applicable, but it appears that certain of your contentions may be accurate, i.e., that NIMO
may not be competing locally with generators of electrical power or with owners of real
property. However, a representative of ORPS has indicated that the ability of that agency to
function effectively on behalf of the public might be damaged if it could not obtain the record
or the kind of record at issue. As indicated by the Court of Appeals, commercial information
might properly be withheld if disclosure "would impair the government's ability to obtain
necessary information in the future." The extent to which that would be so is unknown to me.
Perhaps more importantly, while NIMO may not compete in the areas to which you referred,
as stated earlier, it has contended that the computer program "projects future...property taxes

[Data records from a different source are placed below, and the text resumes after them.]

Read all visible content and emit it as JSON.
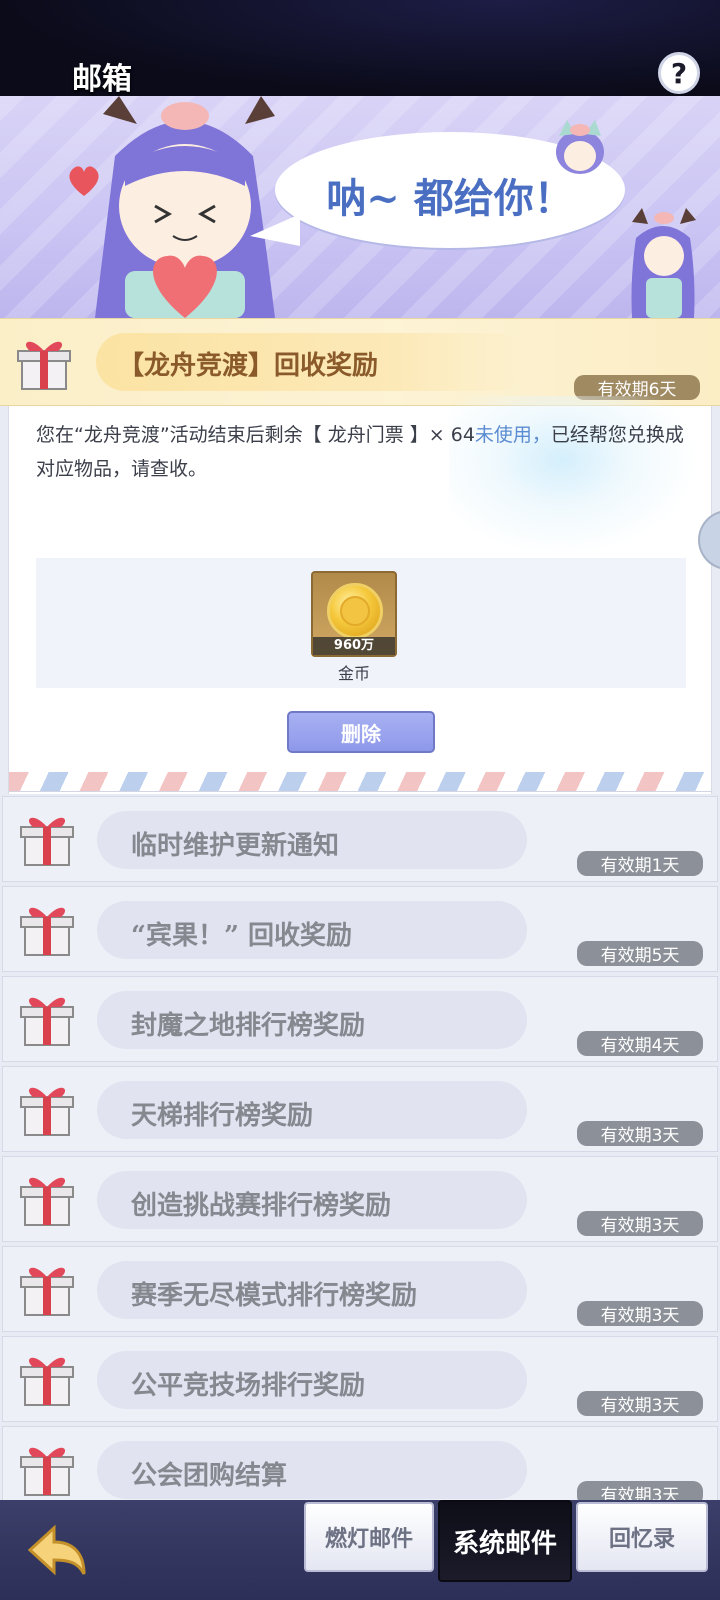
{
  "header": {
    "title": "邮箱",
    "help_label": "?"
  },
  "banner": {
    "speech": "呐~ 都给你！"
  },
  "selected_mail": {
    "title": "【龙舟竞渡】回收奖励",
    "expiry": "有效期6天",
    "body_part1": "您在“龙舟竞渡”活动结束后剩余【 龙舟门票 】× 64",
    "body_highlight": "未使用，",
    "body_part2": "已经帮您兑换成对应物品，请查收。",
    "reward": {
      "icon": "gold-coin-icon",
      "quantity": "960万",
      "name": "金币"
    },
    "delete_label": "删除"
  },
  "mail_list": [
    {
      "title": "临时维护更新通知",
      "expiry": "有效期1天"
    },
    {
      "title": "“宾果！” 回收奖励",
      "expiry": "有效期5天"
    },
    {
      "title": "封魔之地排行榜奖励",
      "expiry": "有效期4天"
    },
    {
      "title": "天梯排行榜奖励",
      "expiry": "有效期3天"
    },
    {
      "title": "创造挑战赛排行榜奖励",
      "expiry": "有效期3天"
    },
    {
      "title": "赛季无尽模式排行榜奖励",
      "expiry": "有效期3天"
    },
    {
      "title": "公平竞技场排行奖励",
      "expiry": "有效期3天"
    },
    {
      "title": "公会团购结算",
      "expiry": "有效期3天"
    }
  ],
  "bottom_tabs": {
    "tab1": "燃灯邮件",
    "tab2": "系统邮件",
    "tab3": "回忆录"
  },
  "colors": {
    "accent_blue": "#5b8bd0",
    "selected_bg": "#fbefc8",
    "badge_gray": "#8c9098",
    "active_tab": "#0e0e18"
  }
}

as a component of its operating costs" and that, therefore, disclosure "could permit an unfair
advantage to competitors and cause substantial injury to [its] competitive position..."
Without greater knowledge of the industry in which NIMO functions, I cannot
evaluate the merits of its contentions. Nevertheless, I am in general agreement with your
suggestion that "ORPS cannot properly deny a FOIL request based on an assertion that
Niagara Mohawk's position creates ‘a triable issue of fact,' but instead, can only deny access
of ORPS believes that it can sustain the burden of proof with respect to any such ‘triable issue
of fact'". As I view §89(5) of the Freedom of Information Law, when a commercial
enterprise seeks a guarantee that the agency to which its records are submitted will not
disclose the records, and the agency confers confidentiality and upholds the guarantee of
confidentiality following an appeal by a person whose request for the record has been denied,
the agency has the burden of proof in its defense of the denial in any ensuing proceeding
commenced for review of the denial. Stated differently, to continue the protection accorded
by §89(5), and agency must believe that it can prove to a court that disclosure would, in fact,
cause substantial injury to the competitive position of the commercial enterprise that
submitted the record. If the agency does not believe that it can meet that burden proof or
does not have sufficient knowledge or information to ascertain the merits of the commercial
entity's contentions, I believe that it should indicate that the request to the person seeking the
record will be granted, in which case, following the exhaustion of administrative remedies,
the commercial entity that submitted the record has fifteen days to commence a proceeding
for the purpose of demonstrating to a court that disclosure would cause substantial injury to
its competitive position.
As indicated earlier, agency records are presumptively available under the Freedom
of Information Law, including those submitted to an agency by a commercial enterprise. In
my opinion, while §89(5) provides additional protection to commercial enterprises that are
required to submit records to state agencies, its terms preserve the presumption of access and
place the burden of defending secrecy either on a state agency based on its belief that
disclosure would cause substantial injury to the competitive possession of a commercial
enterprise, or on the commercial enterprise. It appears that the position taken by ORPS
essentially forces the applicant for the record to expend time, effort and money to seek
judicial review of the agency's denial of access. When the justification for the assertion of
§87(2)(d) involves a "triable issue of fact", rather than the agency's assertion that the
exception has been properly invoked and that it can meet the burden of proof, I believe that
the agency, under §89(5), in recognition of the presumption of access, is obliged to
conditionally grant the applicant's request. Thereafter, the commercial entity claiming that
disclosure would cause substantial injury to its competitive position may choose to initiate a
proceeding to defend against disclosure in which it would have the burden of proof. In that
event, the commercial enterprise, rather than the person seeking the records, would bear the
expense and burden of attempting to block disclosure and litigating the matter.
I hope that I have been of assistance.
Robert J. Freeman
cc: Richard J. Sinnott
Stephen J. Harrison
Lewis E. Gammon